What you need to do: Exactly how many lines in this listing contain "Disconnected"? Only the number is needed.

------ Data extracts ------

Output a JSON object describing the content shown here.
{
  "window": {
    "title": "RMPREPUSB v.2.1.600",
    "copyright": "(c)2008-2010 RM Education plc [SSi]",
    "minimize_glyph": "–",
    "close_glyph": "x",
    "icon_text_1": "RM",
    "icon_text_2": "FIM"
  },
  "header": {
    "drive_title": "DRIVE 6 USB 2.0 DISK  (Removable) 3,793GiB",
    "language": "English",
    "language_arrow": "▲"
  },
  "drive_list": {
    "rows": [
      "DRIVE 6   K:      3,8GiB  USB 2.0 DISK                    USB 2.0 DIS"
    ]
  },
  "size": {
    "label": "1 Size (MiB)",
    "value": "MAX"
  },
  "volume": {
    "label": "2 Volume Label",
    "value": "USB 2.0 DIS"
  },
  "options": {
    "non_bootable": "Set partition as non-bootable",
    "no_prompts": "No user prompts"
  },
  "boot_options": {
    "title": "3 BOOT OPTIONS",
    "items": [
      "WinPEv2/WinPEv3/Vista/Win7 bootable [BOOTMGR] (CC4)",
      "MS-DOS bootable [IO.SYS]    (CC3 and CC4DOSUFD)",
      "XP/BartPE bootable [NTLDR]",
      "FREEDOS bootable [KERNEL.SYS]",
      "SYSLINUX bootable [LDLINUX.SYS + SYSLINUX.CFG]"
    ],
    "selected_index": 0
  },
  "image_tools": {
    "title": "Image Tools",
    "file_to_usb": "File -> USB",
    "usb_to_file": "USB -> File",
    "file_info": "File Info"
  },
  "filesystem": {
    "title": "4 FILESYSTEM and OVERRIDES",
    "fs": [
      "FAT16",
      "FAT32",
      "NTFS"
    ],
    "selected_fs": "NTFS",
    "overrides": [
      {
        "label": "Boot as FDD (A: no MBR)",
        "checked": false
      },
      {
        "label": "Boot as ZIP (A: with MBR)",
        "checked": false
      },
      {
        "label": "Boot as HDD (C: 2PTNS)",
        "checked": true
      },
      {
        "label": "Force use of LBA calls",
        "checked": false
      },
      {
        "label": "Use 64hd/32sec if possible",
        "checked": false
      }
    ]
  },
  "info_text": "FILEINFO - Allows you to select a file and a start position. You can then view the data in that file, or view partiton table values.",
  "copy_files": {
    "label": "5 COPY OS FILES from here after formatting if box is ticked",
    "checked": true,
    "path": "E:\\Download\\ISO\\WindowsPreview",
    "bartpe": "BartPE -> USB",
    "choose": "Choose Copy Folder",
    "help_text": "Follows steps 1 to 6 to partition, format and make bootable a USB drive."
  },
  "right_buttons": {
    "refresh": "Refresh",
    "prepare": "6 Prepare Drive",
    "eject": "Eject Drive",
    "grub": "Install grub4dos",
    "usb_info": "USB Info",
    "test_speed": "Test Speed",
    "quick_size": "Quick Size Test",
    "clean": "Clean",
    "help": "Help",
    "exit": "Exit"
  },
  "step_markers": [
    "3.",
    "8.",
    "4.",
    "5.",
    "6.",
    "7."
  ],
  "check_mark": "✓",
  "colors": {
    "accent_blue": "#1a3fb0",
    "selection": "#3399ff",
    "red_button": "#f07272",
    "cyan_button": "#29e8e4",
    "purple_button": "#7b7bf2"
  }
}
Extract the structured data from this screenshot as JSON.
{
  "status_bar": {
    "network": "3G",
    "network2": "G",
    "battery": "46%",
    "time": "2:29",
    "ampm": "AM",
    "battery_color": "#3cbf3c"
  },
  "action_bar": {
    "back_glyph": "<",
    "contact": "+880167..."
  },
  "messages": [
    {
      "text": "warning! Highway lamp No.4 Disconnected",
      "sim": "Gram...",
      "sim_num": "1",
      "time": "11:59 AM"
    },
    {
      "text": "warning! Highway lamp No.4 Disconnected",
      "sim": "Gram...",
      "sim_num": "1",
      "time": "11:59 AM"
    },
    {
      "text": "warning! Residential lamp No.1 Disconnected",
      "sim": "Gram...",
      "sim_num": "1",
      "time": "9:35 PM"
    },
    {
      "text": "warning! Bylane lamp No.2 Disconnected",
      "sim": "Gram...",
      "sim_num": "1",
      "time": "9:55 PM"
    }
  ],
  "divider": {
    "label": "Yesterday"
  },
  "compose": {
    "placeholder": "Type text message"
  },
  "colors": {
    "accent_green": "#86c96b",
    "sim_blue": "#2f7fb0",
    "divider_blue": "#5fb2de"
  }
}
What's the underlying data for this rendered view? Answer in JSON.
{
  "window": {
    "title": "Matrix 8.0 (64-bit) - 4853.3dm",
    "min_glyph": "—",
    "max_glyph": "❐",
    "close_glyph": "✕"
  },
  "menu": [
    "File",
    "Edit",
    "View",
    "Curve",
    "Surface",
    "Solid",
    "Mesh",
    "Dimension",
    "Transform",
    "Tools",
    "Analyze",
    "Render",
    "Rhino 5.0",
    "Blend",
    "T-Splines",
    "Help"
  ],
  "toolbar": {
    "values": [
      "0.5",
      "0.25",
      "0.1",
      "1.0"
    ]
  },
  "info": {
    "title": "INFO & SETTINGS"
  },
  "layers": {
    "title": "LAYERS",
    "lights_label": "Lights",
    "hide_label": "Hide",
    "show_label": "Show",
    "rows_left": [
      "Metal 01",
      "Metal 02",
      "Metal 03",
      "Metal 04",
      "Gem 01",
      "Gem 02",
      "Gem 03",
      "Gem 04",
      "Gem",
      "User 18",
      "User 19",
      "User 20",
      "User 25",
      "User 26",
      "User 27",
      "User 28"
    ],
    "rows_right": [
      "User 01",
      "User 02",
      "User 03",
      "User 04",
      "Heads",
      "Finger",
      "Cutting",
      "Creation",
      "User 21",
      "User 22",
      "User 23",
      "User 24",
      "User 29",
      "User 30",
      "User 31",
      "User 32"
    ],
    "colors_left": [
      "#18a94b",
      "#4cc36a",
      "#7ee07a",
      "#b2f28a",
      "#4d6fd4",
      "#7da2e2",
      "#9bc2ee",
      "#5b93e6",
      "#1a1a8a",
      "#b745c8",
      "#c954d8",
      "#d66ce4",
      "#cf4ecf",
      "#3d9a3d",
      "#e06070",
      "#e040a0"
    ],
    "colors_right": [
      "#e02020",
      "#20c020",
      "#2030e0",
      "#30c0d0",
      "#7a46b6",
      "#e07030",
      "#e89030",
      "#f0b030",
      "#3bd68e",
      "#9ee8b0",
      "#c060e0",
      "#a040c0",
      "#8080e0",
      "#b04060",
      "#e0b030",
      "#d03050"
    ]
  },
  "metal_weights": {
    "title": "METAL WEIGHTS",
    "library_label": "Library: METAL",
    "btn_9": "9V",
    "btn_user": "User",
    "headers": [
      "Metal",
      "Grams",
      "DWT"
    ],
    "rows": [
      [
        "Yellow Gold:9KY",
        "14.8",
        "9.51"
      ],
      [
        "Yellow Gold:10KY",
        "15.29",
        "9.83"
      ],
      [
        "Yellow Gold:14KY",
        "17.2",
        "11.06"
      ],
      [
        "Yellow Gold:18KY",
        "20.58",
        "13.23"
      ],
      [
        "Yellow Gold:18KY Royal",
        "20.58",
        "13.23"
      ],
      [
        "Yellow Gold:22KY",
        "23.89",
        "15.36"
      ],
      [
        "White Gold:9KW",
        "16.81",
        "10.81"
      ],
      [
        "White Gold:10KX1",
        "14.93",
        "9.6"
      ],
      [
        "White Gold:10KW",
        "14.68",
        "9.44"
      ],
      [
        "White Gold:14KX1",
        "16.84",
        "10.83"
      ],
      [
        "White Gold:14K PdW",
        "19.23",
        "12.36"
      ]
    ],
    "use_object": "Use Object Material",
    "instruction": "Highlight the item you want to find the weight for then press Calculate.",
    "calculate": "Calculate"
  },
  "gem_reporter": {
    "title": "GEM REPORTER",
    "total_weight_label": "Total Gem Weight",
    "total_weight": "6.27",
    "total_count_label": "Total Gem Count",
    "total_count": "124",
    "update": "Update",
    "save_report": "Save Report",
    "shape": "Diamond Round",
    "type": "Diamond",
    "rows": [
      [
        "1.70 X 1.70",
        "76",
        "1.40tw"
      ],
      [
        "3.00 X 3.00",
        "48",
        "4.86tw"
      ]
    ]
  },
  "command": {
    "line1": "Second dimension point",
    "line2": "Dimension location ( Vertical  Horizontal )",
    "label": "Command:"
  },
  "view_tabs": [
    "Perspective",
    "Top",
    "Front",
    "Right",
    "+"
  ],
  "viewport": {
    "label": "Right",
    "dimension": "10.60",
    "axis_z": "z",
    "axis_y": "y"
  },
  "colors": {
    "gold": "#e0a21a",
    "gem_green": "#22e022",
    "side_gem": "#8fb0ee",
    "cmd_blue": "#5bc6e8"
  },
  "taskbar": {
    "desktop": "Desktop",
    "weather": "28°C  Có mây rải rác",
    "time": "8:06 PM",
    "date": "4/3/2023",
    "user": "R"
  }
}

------

Task result: 4